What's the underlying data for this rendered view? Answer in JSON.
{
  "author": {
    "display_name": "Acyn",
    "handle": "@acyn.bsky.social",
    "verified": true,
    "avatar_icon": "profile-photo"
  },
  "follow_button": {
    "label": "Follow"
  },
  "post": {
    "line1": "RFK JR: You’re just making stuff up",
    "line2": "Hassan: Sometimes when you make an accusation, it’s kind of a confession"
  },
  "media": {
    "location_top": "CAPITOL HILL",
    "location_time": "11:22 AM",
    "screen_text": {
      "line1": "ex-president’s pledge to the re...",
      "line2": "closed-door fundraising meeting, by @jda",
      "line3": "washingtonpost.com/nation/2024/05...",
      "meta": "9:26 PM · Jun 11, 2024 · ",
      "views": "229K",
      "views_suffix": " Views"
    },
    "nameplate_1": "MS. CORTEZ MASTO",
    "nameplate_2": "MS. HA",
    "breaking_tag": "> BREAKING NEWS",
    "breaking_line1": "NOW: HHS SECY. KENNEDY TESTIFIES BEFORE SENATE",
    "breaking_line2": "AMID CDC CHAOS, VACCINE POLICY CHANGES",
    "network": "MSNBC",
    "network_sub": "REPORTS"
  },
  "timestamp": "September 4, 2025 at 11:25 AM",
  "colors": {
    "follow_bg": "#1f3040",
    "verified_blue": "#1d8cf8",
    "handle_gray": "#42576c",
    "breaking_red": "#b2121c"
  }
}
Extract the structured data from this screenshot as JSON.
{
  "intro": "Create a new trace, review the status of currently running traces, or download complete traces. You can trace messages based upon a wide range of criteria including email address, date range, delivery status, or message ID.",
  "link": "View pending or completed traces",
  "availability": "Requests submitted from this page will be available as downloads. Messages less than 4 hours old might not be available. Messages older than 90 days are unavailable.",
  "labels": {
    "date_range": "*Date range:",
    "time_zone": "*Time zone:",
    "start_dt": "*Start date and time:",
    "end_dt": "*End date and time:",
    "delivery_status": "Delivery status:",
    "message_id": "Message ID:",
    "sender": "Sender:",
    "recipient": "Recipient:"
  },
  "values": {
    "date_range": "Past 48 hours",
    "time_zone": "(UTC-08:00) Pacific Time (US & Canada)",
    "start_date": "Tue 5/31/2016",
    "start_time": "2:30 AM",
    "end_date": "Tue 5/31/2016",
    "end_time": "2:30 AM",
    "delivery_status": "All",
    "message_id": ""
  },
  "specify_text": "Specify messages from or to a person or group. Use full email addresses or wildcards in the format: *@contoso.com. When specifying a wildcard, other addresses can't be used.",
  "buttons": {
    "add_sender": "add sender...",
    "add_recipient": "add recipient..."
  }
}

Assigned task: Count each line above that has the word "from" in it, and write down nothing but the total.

Answer to this task: 3